__AVAILABLE RECORDS__
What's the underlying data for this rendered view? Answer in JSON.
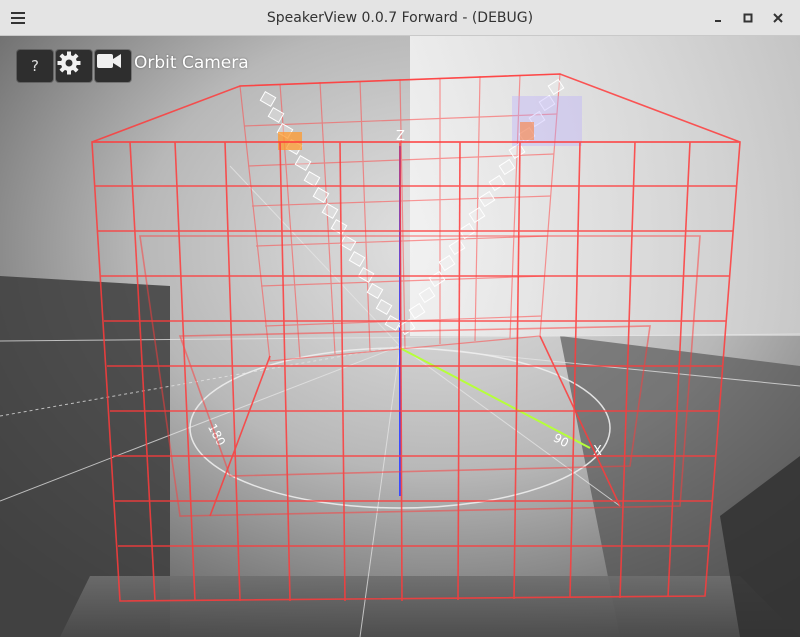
{
  "window": {
    "title": "SpeakerView 0.0.7 Forward - (DEBUG)",
    "menu_icon": "hamburger-menu-icon",
    "minimize_icon": "minimize-icon",
    "maximize_icon": "maximize-icon",
    "close_icon": "close-icon"
  },
  "toolbar": {
    "help_label": "?",
    "settings_icon": "gear-icon",
    "camera_icon": "video-camera-icon",
    "camera_mode_label": "Orbit Camera"
  },
  "scene": {
    "axis_z_label": "Z",
    "axis_x_label": "X",
    "ring_label_180": "180",
    "ring_label_90": "90",
    "colors": {
      "grid_cube": "#ff3b3b",
      "axis_z": "#3a4cff",
      "axis_x": "#b6ff3a",
      "floor_ring": "#e8e8e8",
      "speaker_array": "#f2f2f2"
    }
  }
}
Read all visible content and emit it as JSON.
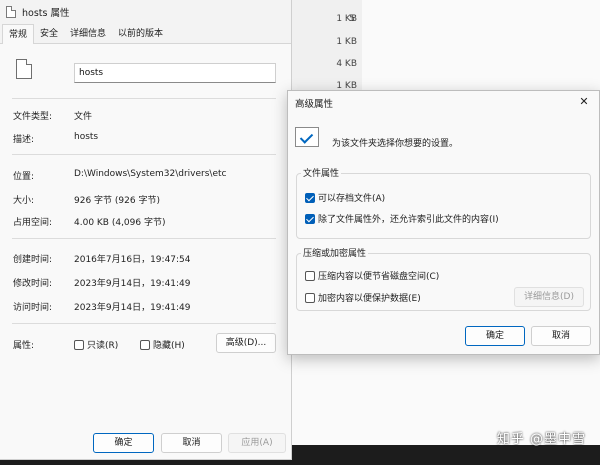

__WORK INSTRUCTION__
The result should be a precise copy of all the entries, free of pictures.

__SOLUTION TO THE PROBLEM__
What's the underlying data for this rendered view? Answer in JSON.
{
  "window": {
    "title": "SpeakerView 0.0.7 Forward - (DEBUG)",
    "menu_icon": "hamburger-menu-icon",
    "minimize_icon": "minimize-icon",
    "maximize_icon": "maximize-icon",
    "close_icon": "close-icon"
  },
  "toolbar": {
    "help_label": "?",
    "settings_icon": "gear-icon",
    "camera_icon": "video-camera-icon",
    "camera_mode_label": "Orbit Camera"
  },
  "scene": {
    "axis_z_label": "Z",
    "axis_x_label": "X",
    "ring_label_180": "180",
    "ring_label_90": "90",
    "colors": {
      "grid_cube": "#ff3b3b",
      "axis_z": "#3a4cff",
      "axis_x": "#b6ff3a",
      "floor_ring": "#e8e8e8",
      "speaker_array": "#f2f2f2"
    }
  }
}
Read all visible content and emit it as JSON.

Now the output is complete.